Despite being a skeptic, I would not argue that today’s technologies haven’t been beneficial in many ways. That said, we should not gloss over their negative impacts.

Take technology’s impact on language, for instance. In a prior post, I pondered:

“If language and thought are inexorably linked, one must also consider the impact of today’s technologies on how we think and perceive the world around us.”

Email promotes haste over clarity. Twitter asks that thought be condensed into 140 character soundbites. And text messaging completely bastardizes language altogether.

What’s disappointing is that so many mindlessly celebrate the technologies that are leading not only to the possible degradation of the rich culture humanity has developed over the millennia but the possible degradation of who and what we are.

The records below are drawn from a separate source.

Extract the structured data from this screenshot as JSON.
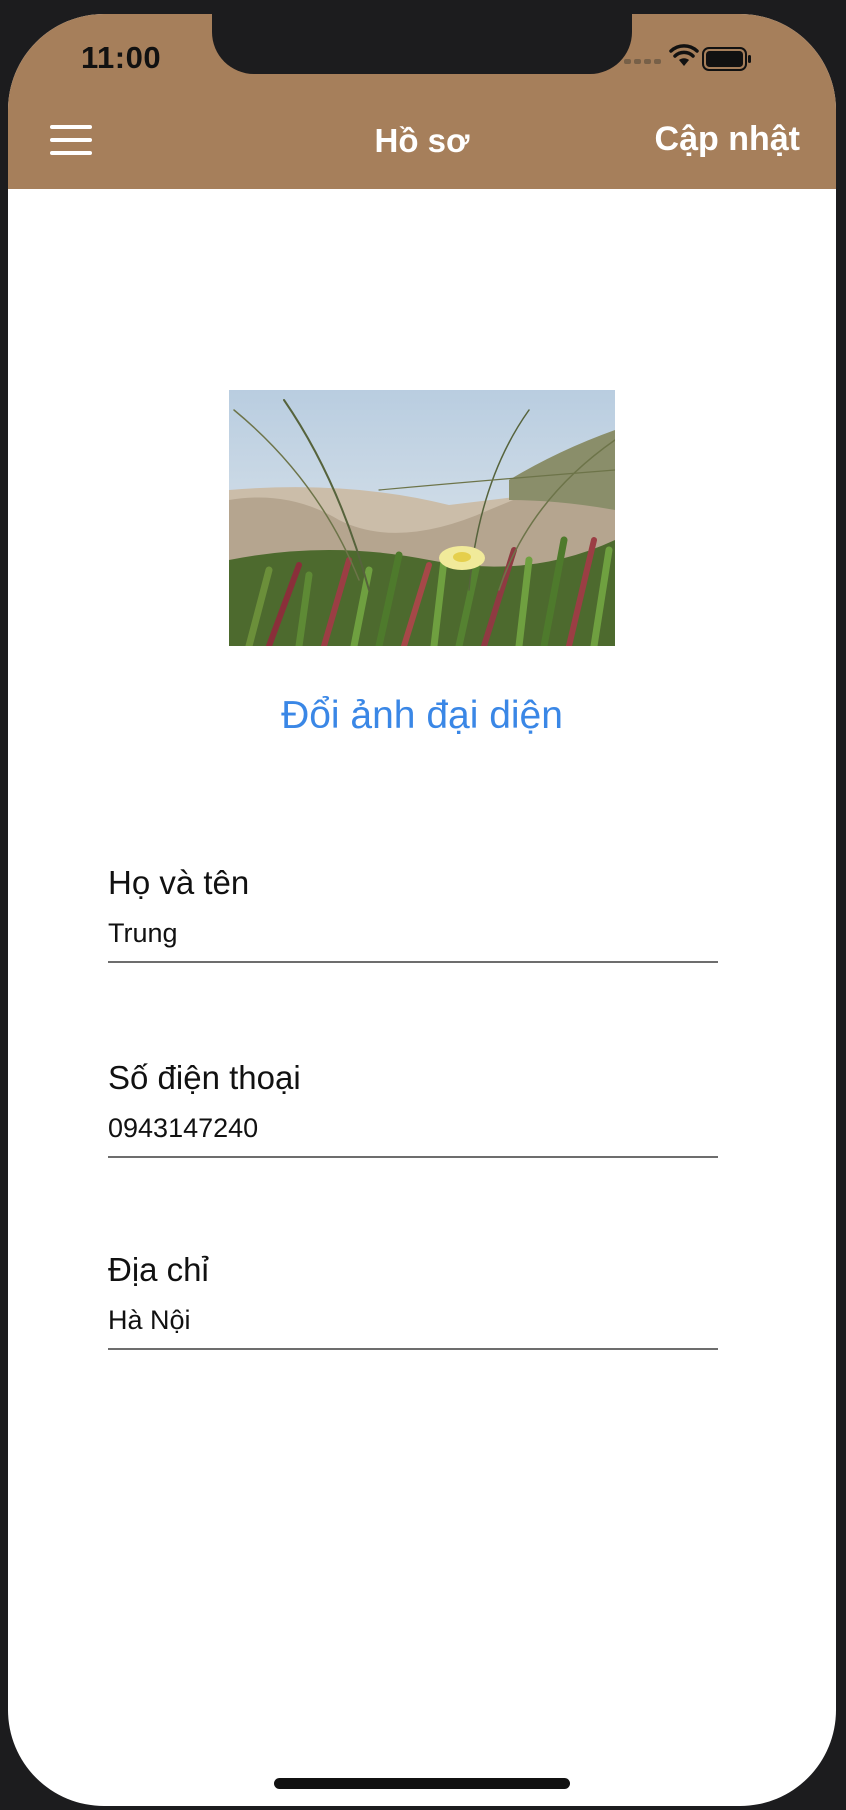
{
  "status_bar": {
    "time": "11:00"
  },
  "nav": {
    "title": "Hồ sơ",
    "update_label": "Cập nhật",
    "menu_icon": "hamburger-menu-icon"
  },
  "profile": {
    "change_avatar_label": "Đổi ảnh đại diện"
  },
  "fields": [
    {
      "label": "Họ và tên",
      "value": "Trung"
    },
    {
      "label": "Số điện thoại",
      "value": "0943147240"
    },
    {
      "label": "Địa chỉ",
      "value": "Hà Nội"
    }
  ],
  "colors": {
    "header": "#a67f5b",
    "link": "#3a87e6",
    "background": "#ffffff"
  }
}
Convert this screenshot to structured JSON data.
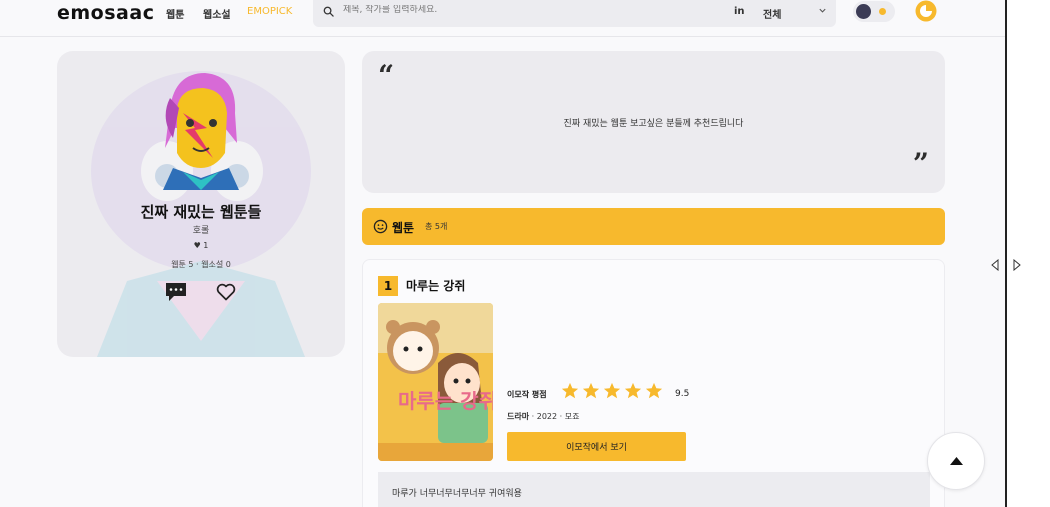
{
  "header": {
    "logo": "emosaac",
    "nav": [
      "웹툰",
      "웹소설",
      "EMOPICK"
    ],
    "search_placeholder": "제목, 작가를 입력하세요.",
    "search_scope_in": "in",
    "search_scope": "전체"
  },
  "profile": {
    "title": "진짜 재밌는 웹툰들",
    "author": "호롤",
    "likes": "♥ 1",
    "counts": "웹툰 5 · 웹소설 0"
  },
  "quote": {
    "open_mark": "“",
    "close_mark": "”",
    "text": "진짜 재밌는 웹툰 보고싶은 분들께 추천드립니다"
  },
  "section": {
    "title": "웹툰",
    "count": "총 5개"
  },
  "item": {
    "rank": "1",
    "title": "마루는 강쥐",
    "rating_label": "이모작 평점",
    "rating_value": "9.5",
    "rating_stars": 5,
    "genre": "드라마",
    "year": "2022",
    "author": "모죠",
    "view_button": "이모작에서 보기",
    "description": "마루가 너무너무너무너무 귀여워용",
    "cover_title": "마루는 강쥐"
  },
  "colors": {
    "accent": "#f7b92d",
    "card_bg": "#ecebef",
    "page_bg": "#f9f9fb"
  }
}
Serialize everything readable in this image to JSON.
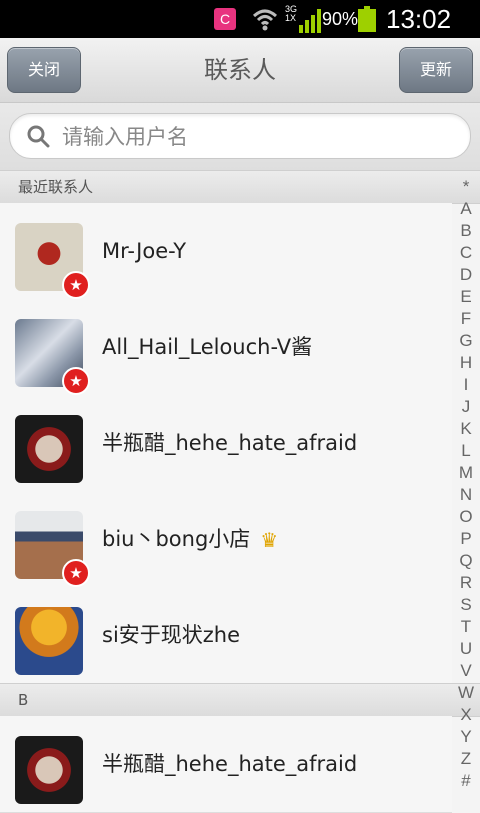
{
  "status_bar": {
    "app_icon_letter": "C",
    "network": "3G 1X",
    "battery_percent": "90%",
    "time": "13:02"
  },
  "header": {
    "close_label": "关闭",
    "title": "联系人",
    "update_label": "更新"
  },
  "search": {
    "placeholder": "请输入用户名",
    "value": ""
  },
  "sections": [
    {
      "label": "最近联系人",
      "contacts": [
        {
          "name": "Mr-Joe-Y",
          "badge": true,
          "crown": false
        },
        {
          "name": "All_Hail_Lelouch-V酱",
          "badge": true,
          "crown": false
        },
        {
          "name": "半瓶醋_hehe_hate_afraid",
          "badge": false,
          "crown": false
        },
        {
          "name": "biu丶bong小店",
          "badge": true,
          "crown": true
        },
        {
          "name": "si安于现状zhe",
          "badge": false,
          "crown": false
        }
      ]
    },
    {
      "label": "B",
      "contacts": [
        {
          "name": "半瓶醋_hehe_hate_afraid",
          "badge": false,
          "crown": false
        }
      ]
    }
  ],
  "alpha_index": [
    "*",
    "A",
    "B",
    "C",
    "D",
    "E",
    "F",
    "G",
    "H",
    "I",
    "J",
    "K",
    "L",
    "M",
    "N",
    "O",
    "P",
    "Q",
    "R",
    "S",
    "T",
    "U",
    "V",
    "W",
    "X",
    "Y",
    "Z",
    "#"
  ],
  "colors": {
    "badge_red": "#e0201f",
    "button_gray": "#7d8793",
    "battery_green": "#9ed000"
  }
}
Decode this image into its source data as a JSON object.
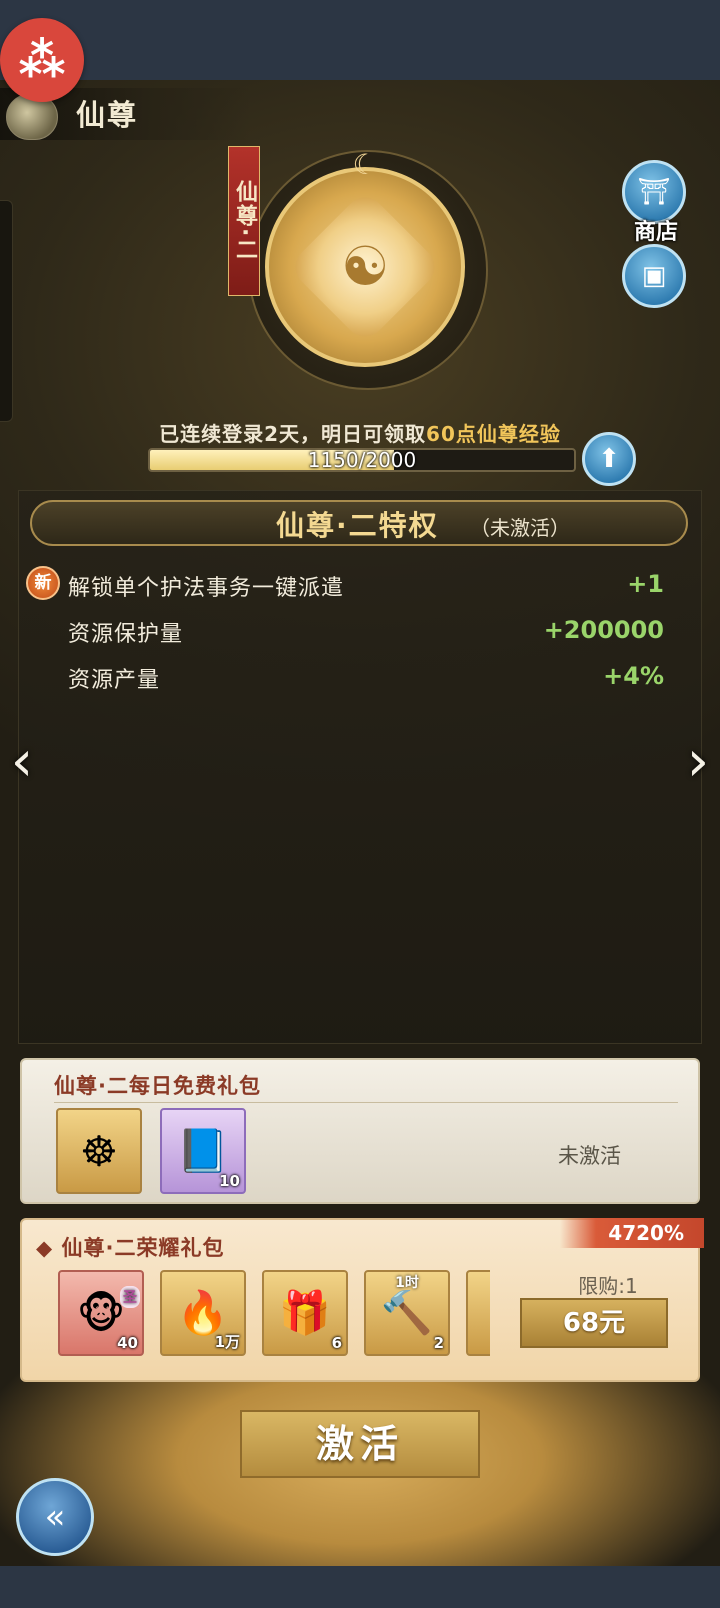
{
  "header": {
    "title": "仙尊"
  },
  "medallion": {
    "rank_label": "仙尊·二"
  },
  "side_buttons": {
    "shop_label": "商店"
  },
  "login": {
    "prefix": "已连续登录2天，明日可领取",
    "highlight": "60点仙尊经验",
    "progress_text": "1150/2000",
    "progress_value": 1150,
    "progress_max": 2000
  },
  "privileges": {
    "title": "仙尊·二特权",
    "status": "（未激活）",
    "new_badge": "新",
    "perks": [
      {
        "label": "解锁单个护法事务一键派遣",
        "value": "+1"
      },
      {
        "label": "资源保护量",
        "value": "+200000"
      },
      {
        "label": "资源产量",
        "value": "+4%"
      }
    ]
  },
  "free_pack": {
    "title": "仙尊·二每日免费礼包",
    "status": "未激活",
    "items": [
      {
        "icon": "meditating-figure-icon",
        "qty": ""
      },
      {
        "icon": "purple-book-icon",
        "qty": "10"
      }
    ]
  },
  "honor_pack": {
    "title": "仙尊·二荣耀礼包",
    "bonus_ribbon": "4720%",
    "limit": "限购:1",
    "price": "68元",
    "items": [
      {
        "icon": "monkey-king-icon",
        "badge": "圣",
        "qty": "40"
      },
      {
        "icon": "flame-orb-icon",
        "qty": "1万"
      },
      {
        "icon": "treasure-chest-icon",
        "qty": "6"
      },
      {
        "icon": "speedup-hammer-icon",
        "timer": "1时",
        "qty": "2"
      },
      {
        "icon": "partial-item-icon",
        "qty": ""
      }
    ]
  },
  "activate_button": "激活",
  "colors": {
    "highlight_gold": "#f1c55a",
    "perk_green": "#9ad46a",
    "title_red": "#8b3a26"
  }
}
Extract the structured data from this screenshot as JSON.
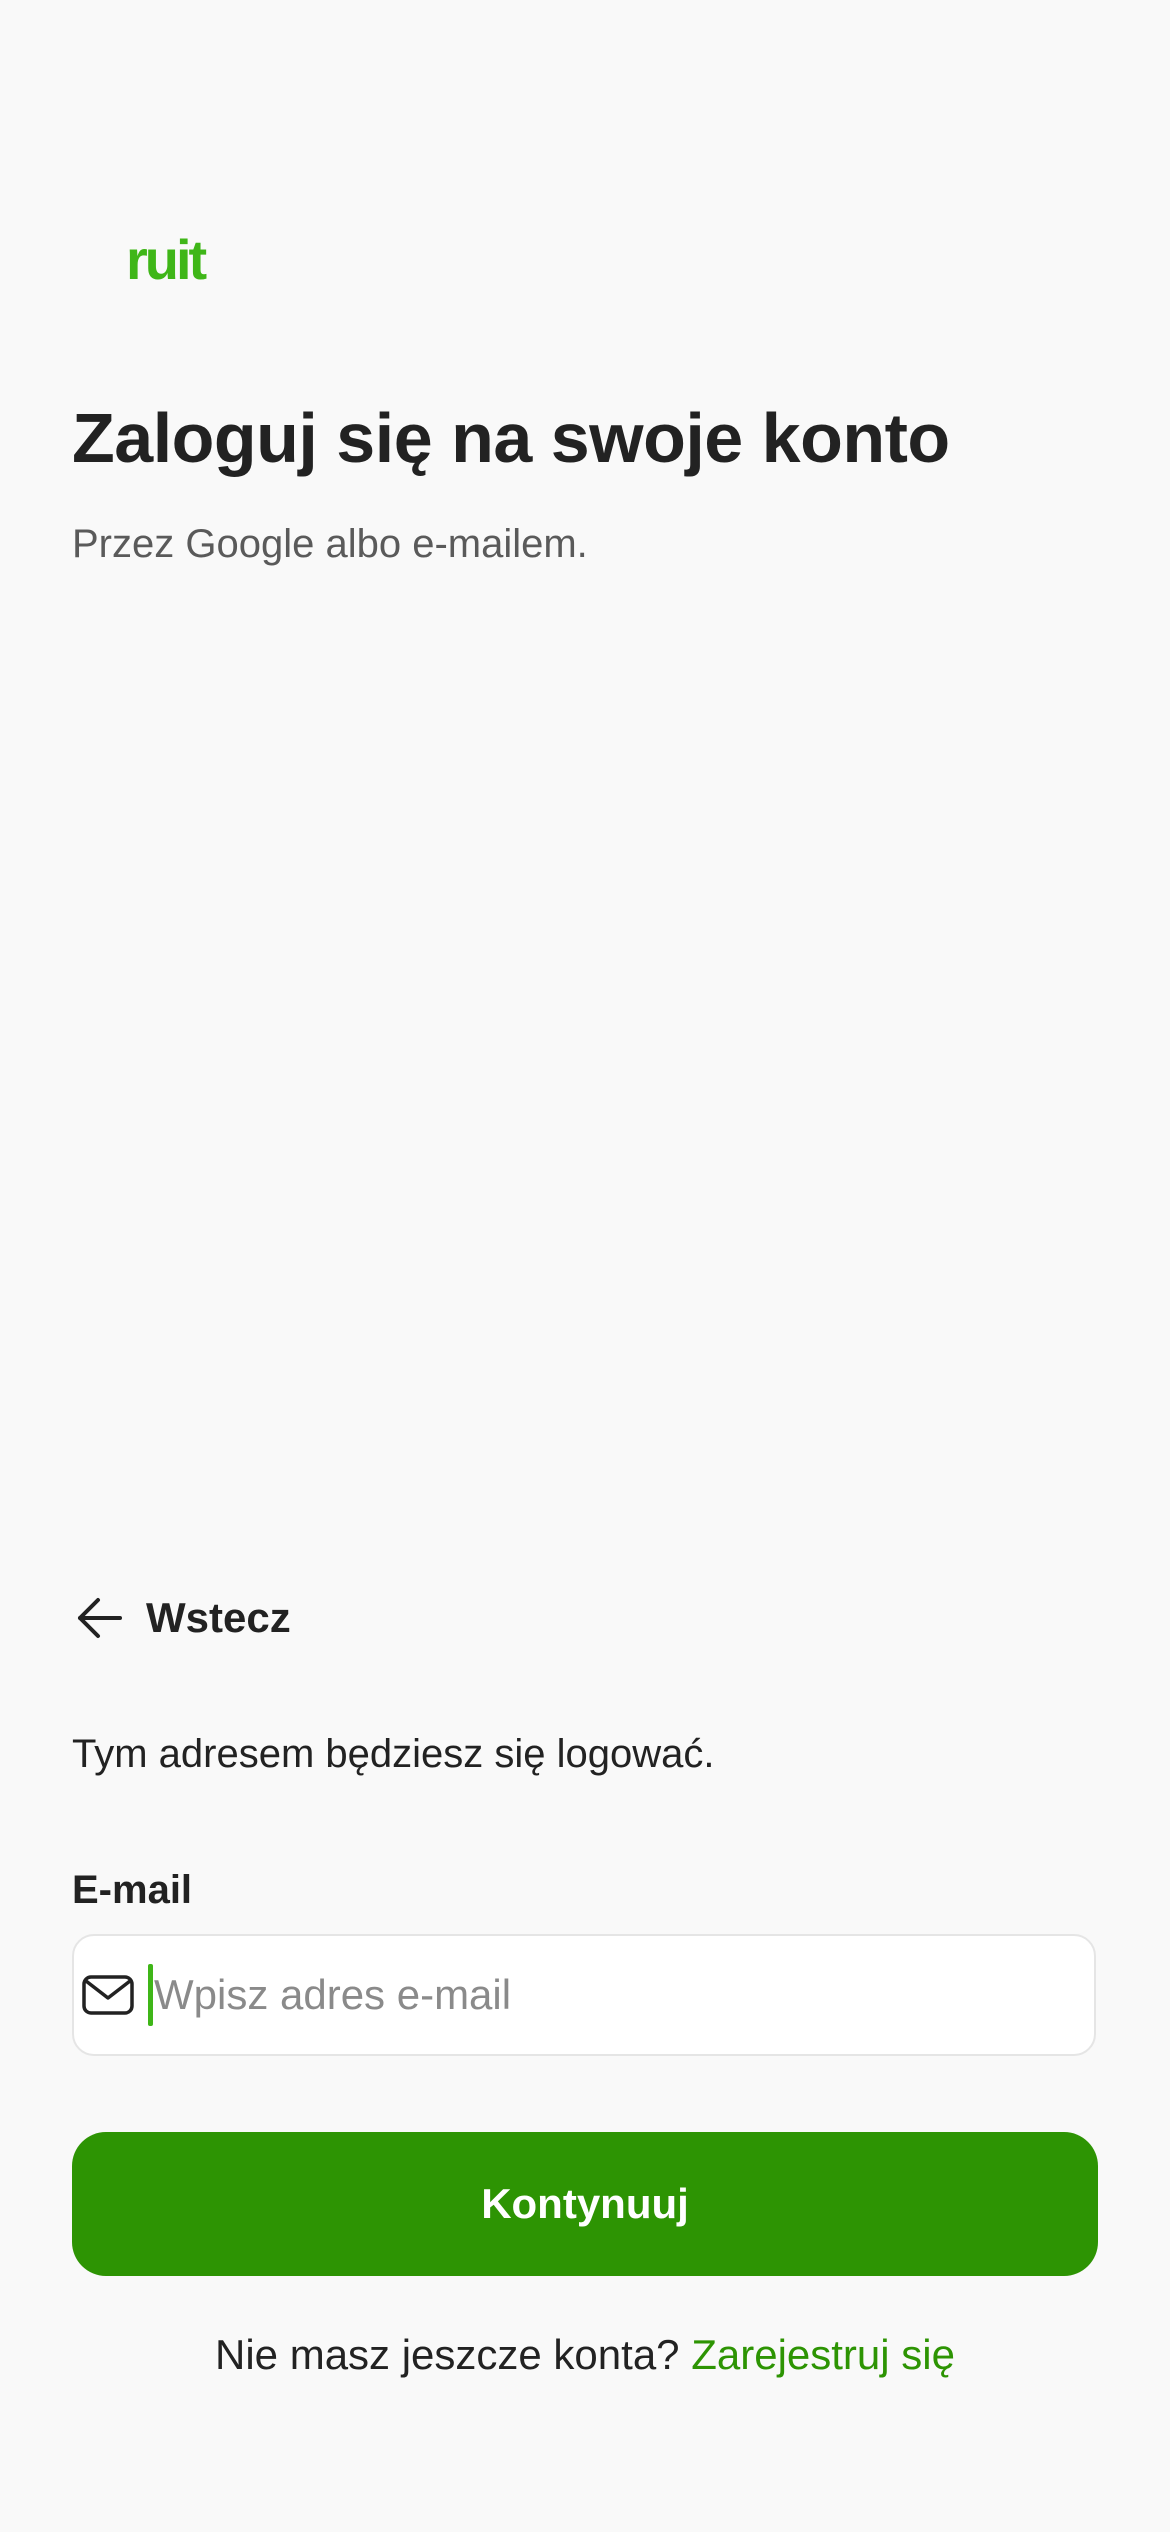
{
  "brand": {
    "logo_text": "ruit",
    "accent_color": "#3fb618",
    "button_color": "#2d9403"
  },
  "header": {
    "title": "Zaloguj się na swoje konto",
    "subtitle": "Przez Google albo e-mailem."
  },
  "back": {
    "label": "Wstecz",
    "icon": "arrow-left-icon"
  },
  "form": {
    "hint": "Tym adresem będziesz się logować.",
    "email_label": "E-mail",
    "email_placeholder": "Wpisz adres e-mail",
    "email_value": "",
    "email_icon": "mail-icon",
    "submit_label": "Kontynuuj"
  },
  "footer": {
    "question": "Nie masz jeszcze konta?",
    "signup_link": "Zarejestruj się"
  }
}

Today’s internet epitomizes this. In the era of Web 2.0, the opinion of the amateur trumps the knowledge of the educated, skilled and experienced. A blog may be as trusted as a book or newspaper.

Participating in the “conversation” (read: talking) is more important than listening. And people like Robert Scoble bask in the belief that they access information seconds earlier – all the while not only refusing to question the practical importance of this, but refusing to question the value of the information itself.

While I think Carr could have chosen a better title for his article than “Is Google making us stupid?“, I find that many of Carr’s critics are being a bit disingenuous by focusing on the title more than the argument (ironically appropriate in the context of this discussion).

One such critic is Blaise Alleyne of TechDirt. He argues that “skimming is human filtering” and that “people are just stupid irrespective of technology.

In his opinion, there’s no reason to evaluate the possibility that the internet as a medium can impact the ways in which we consume information and that the impact may not be completely positive.

Alleyne thus seems to dismiss any notion that our environments and experiences condition us to engage in behaviors that eventually shape the way we think. In Alleyne’s world, people are just somehow stupid.

Of course, Alleyne is apparently unaware of neuroplasticity.

In my opinion, a world in which individuals have been conditioned to consume vast amounts of information but essentially “think” about none of it is not one that we should ignorantly embrace because the world this is creating is quite ugly.

News.com’s Charles Cooper links to a blog post by Josh Waitzkin, a former chess champion, who returned to his alma mater, Columbia University, to hear a former professor, Dennis Dalton, give a lecture.

He was shocked at what he observed:

“Over the course of a riveting 75-minute discussion of the birth of Gandhian non-violent activism, I found myself becoming increasingly distressed as I watched students cruising Facebook, checking out the NY Times, editing photo collections, texting, reading People Magazine, shopping for jeans, dresses, sweaters, and shoes on Ebay, Urban Outfitters and J. Crew, reorganizing their social calendars, emailing on Gmail and AOL, playing solitaire, doing homework for other classes, chatting on AIM, and buying tickets on Expedia (I made a list because of my disbelief).

“From my perspective in the back of the room, while Dalton vividly described desperate Indian mothers throwing their children into a deep well to escape the barrage of bullets, I noticed that a girl in front of me was putting her credit card information into Urban Outfitters.com. She had finally found her shoes!”

While it would be naive to place all the blame on the internet and other technological distractions for this prevalent “

multi-tasking

” behavior that is filled with consumption but devoid of true thought, it is hard to deny that these distractions by their very nature encourage it.

If the hypothesis promoted by Nick Carr and others that the internet (and related technologies) are not only encouraging this behavior, but rapidly making it a part of the way our brains operate is correct, it’s worth considering the implications for our future.

I can’t help but hear the refrain from Jamiroquai’s song “Virtual Insanity.”

Futures made of virtual insanity

Now always seem to be governed by this love we have

For useless, twisting of our new technology

Oh now there is no sound for we all live underground